Berkshire told his friend about the loss of his Bronze Star and showed him the award certificate.
Berkshire explained that in June 1970 he and his platoon had flanked and destroyed an enemy position. Under heavy enemy fire, he'd also directed a medical evacuation of two wounded platoon members. Kurk was determined to see if he could help his friend be recognized for his heroic actions during the operation in Vietnam and replace his stolen medal.
Working with Berkshire's daughter, Alyson Berkshire, Kurk took action to have his friend recognized.
"No one in the family had heard about Dad's Bronze Star," Alyson said. "My parents have always been my heroes, and I wanted to make sure Dad could be honored as one."

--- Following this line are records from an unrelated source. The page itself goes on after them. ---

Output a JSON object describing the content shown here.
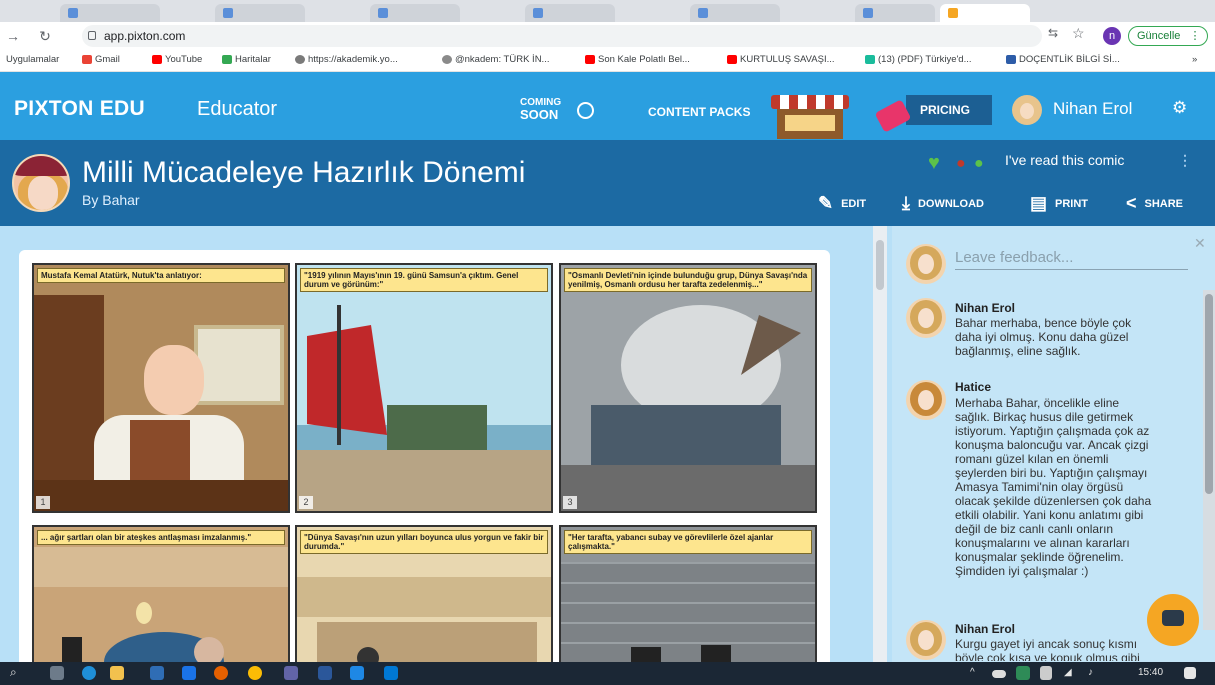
{
  "browser": {
    "url": "app.pixton.com",
    "update_label": "Güncelle",
    "profile_initial": "n",
    "bookmarks": [
      "Uygulamalar",
      "Gmail",
      "YouTube",
      "Haritalar",
      "https://akademik.yo...",
      "@nkadem: TÜRK İN...",
      "Son Kale Polatlı Bel...",
      "KURTULUŞ SAVAŞI...",
      "(13) (PDF) Türkiye'd...",
      "DOÇENTLİK BİLGİ Sİ..."
    ],
    "more_bookmarks": "»"
  },
  "header": {
    "logo": "PIXTON EDU",
    "logo_sub": "Educator",
    "coming_soon": [
      "COMING",
      "SOON"
    ],
    "content_packs": "CONTENT PACKS",
    "pricing": "PRICING",
    "user_name": "Nihan Erol"
  },
  "comic": {
    "title": "Milli Mücadeleye Hazırlık Dönemi",
    "byline": "By Bahar",
    "read_label": "I've read this comic",
    "actions": {
      "edit": "EDIT",
      "download": "DOWNLOAD",
      "print": "PRINT",
      "share": "SHARE"
    },
    "panels": [
      {
        "caption": "Mustafa Kemal Atatürk, Nutuk'ta anlatıyor:",
        "number": "1"
      },
      {
        "caption": "\"1919 yılının Mayıs'ının 19. günü Samsun'a çıktım. Genel durum ve görünüm:\"",
        "number": "2"
      },
      {
        "caption": "\"Osmanlı Devleti'nin içinde bulunduğu grup, Dünya Savaşı'nda yenilmiş, Osmanlı ordusu her tarafta zedelenmiş...\"",
        "number": "3"
      },
      {
        "caption": "... ağır şartları olan bir ateşkes antlaşması imzalanmış.\"",
        "number": ""
      },
      {
        "caption": "\"Dünya Savaşı'nın uzun yılları boyunca ulus yorgun ve fakir bir durumda.\"",
        "number": ""
      },
      {
        "caption": "\"Her tarafta, yabancı subay ve görevlilerle özel ajanlar çalışmakta.\"",
        "number": ""
      }
    ]
  },
  "feedback": {
    "placeholder": "Leave feedback...",
    "comments": [
      {
        "author": "Nihan Erol",
        "text": "Bahar merhaba, bence böyle çok daha iyi olmuş. Konu daha güzel bağlanmış, eline sağlık."
      },
      {
        "author": "Hatice",
        "text": "Merhaba Bahar, öncelikle eline sağlık. Birkaç husus dile getirmek istiyorum. Yaptığın çalışmada çok az konuşma baloncuğu var. Ancak çizgi romanı güzel kılan en önemli şeylerden biri bu. Yaptığın çalışmayı Amasya Tamimi'nin olay örgüsü olacak şekilde düzenlersen çok daha etkili olabilir. Yani konu anlatımı gibi değil de biz canlı canlı onların konuşmalarını ve alınan kararları konuşmalar şeklinde öğrenelim. Şimdiden iyi çalışmalar :)"
      },
      {
        "author": "Nihan Erol",
        "text": "Kurgu gayet iyi ancak sonuç kısmı böyle çok kısa ve kopuk olmuş gibi"
      }
    ]
  },
  "taskbar": {
    "time": "15:40"
  },
  "colors": {
    "header_blue": "#2b9fe0",
    "comic_header": "#1c6aa3",
    "panel_bg": "#b8e0f7",
    "caption_yellow": "#fde58e",
    "chat_fab": "#f5a623"
  }
}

Working with Command Sgt. Maj. Gerald C. Ecker, the Public Health Command's command sergeant major, Alyson and Kurk provided the paperwork necessary to secure a replacement Bronze Star. Lovetta Britton, the command's protocol officer, arranged a surprise award ceremony.
On Aug. 17, Army Brig. Gen. Timothy K. Adams, commander of the Public Health command, hosted the award ceremony to honor Berkshire's heroism. Berkshire was told his daughter was receiving an award, and that he was invited to participate in the ceremony.

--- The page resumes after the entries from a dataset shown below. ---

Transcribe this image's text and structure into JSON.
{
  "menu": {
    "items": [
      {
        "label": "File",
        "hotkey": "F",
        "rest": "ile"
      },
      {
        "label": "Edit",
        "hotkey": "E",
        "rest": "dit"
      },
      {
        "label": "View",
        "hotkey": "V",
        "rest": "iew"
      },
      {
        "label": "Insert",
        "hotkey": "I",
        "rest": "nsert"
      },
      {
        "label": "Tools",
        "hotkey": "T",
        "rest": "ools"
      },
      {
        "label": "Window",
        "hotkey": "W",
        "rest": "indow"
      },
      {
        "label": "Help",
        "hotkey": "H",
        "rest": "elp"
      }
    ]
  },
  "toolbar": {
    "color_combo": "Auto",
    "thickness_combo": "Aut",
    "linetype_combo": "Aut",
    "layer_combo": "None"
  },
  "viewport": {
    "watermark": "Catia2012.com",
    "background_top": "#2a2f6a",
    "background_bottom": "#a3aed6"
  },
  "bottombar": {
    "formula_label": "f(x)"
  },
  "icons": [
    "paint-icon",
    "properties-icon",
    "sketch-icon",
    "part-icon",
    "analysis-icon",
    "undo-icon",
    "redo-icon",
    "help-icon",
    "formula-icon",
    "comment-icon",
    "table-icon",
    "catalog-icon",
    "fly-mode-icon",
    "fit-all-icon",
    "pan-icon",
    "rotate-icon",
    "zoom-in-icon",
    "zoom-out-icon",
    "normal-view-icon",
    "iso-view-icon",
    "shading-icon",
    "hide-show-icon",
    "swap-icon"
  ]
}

During the ceremony, Adams turned to the Army veteran. "I understand you were in the Army and served in Vietnam," he said, "and I heard that you also lost something."
Berkshire, still unaware of the surprise presentation, thought Adams was referring to his recent hip surgery and replied, "Yes, I lost a piece of my hip." Adams then told Berkshire he'd receive a new Bronze Star Medal to replace the one stolen from him more than 40 years before.
"Your service to our country should be remembered and celebrated," Adams said. "It is my privilege to give you this award for your service."
Berkshire said he was stunned by the commander's words and the standing ovation from friends, family and co-workers at the award presentation.
"For you and everyone else to work so hard in replacing the medal that was so precious to me and that I thought I would never see again, I was basically speechless," Berkshire said to the general. "Please accept my deepest gratitude for your gracious act."
Ecker summed up the event's purpose.
"When an act of selfless service to our nation has been fulfilled, it is never too late to render honors and gratitude for the service," he said.
Army Brig. Gen. Timothy K. Adams
U.S. Army Public Health Command